• _REQUIREMENT_
Copy each line from the data that has the word "icon" in it.

MATERIAL PROVIDED START

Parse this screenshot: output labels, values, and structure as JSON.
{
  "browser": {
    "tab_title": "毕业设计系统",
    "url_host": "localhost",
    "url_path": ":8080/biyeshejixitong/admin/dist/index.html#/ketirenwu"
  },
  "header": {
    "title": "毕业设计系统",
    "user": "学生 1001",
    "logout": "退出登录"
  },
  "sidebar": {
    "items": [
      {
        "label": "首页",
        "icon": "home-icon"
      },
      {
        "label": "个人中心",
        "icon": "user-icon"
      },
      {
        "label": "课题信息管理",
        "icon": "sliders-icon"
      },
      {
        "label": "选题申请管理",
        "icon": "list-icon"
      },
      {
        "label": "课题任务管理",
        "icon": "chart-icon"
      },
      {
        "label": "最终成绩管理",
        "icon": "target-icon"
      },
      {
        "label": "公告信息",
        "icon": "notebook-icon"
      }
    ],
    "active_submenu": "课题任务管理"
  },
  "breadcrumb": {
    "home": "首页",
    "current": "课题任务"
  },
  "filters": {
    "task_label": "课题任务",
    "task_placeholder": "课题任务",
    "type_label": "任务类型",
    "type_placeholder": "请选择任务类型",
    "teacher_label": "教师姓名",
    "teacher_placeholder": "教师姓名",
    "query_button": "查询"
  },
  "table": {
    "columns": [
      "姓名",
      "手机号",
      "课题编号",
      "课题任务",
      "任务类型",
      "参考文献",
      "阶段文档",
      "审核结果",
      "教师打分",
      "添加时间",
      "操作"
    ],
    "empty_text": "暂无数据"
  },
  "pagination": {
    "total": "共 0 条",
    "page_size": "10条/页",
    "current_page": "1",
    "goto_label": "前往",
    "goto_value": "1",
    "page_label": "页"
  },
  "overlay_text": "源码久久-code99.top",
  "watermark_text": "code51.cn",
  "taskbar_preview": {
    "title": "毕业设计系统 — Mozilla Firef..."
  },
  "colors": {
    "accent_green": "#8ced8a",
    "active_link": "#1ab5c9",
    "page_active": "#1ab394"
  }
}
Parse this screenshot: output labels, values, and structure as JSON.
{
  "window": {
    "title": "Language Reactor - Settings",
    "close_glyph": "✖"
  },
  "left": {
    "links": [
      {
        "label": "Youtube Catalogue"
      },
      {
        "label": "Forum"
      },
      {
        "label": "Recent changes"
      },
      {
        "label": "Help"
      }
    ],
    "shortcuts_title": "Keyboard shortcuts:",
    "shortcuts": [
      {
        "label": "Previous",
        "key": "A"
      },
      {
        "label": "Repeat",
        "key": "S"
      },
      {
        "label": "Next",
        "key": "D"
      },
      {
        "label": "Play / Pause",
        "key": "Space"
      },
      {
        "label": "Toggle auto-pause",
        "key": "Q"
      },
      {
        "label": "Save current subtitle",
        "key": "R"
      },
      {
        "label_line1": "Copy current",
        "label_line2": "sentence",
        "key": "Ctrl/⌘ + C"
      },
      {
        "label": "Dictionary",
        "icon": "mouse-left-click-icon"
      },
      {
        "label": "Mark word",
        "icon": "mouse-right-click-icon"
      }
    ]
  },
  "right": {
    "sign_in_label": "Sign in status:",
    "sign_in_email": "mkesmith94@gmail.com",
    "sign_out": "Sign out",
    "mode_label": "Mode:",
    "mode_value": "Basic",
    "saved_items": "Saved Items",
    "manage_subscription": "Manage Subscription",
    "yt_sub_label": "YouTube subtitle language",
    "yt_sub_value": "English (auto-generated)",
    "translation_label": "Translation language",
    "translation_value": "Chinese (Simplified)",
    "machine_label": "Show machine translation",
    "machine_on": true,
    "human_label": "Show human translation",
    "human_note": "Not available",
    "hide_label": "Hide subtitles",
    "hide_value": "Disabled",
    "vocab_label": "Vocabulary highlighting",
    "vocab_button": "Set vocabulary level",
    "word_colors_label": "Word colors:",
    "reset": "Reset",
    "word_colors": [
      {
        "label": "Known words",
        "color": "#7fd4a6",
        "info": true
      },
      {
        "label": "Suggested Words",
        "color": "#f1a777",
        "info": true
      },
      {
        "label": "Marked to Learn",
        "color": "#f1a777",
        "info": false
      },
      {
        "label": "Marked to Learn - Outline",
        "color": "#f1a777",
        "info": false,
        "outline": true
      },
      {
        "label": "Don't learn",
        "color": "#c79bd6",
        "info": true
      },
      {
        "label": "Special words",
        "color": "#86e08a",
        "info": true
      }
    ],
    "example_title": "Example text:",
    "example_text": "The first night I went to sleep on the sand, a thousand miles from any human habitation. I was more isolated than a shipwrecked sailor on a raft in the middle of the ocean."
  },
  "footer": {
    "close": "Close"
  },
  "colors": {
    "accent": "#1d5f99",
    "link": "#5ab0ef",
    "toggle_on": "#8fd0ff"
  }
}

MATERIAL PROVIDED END

• _ANSWER_
        "icon": "home-icon"
        "icon": "user-icon"
        "icon": "sliders-icon"
        "icon": "list-icon"
        "icon": "chart-icon"
        "icon": "target-icon"
        "icon": "notebook-icon"
        "icon": "mouse-left-click-icon"
        "icon": "mouse-right-click-icon"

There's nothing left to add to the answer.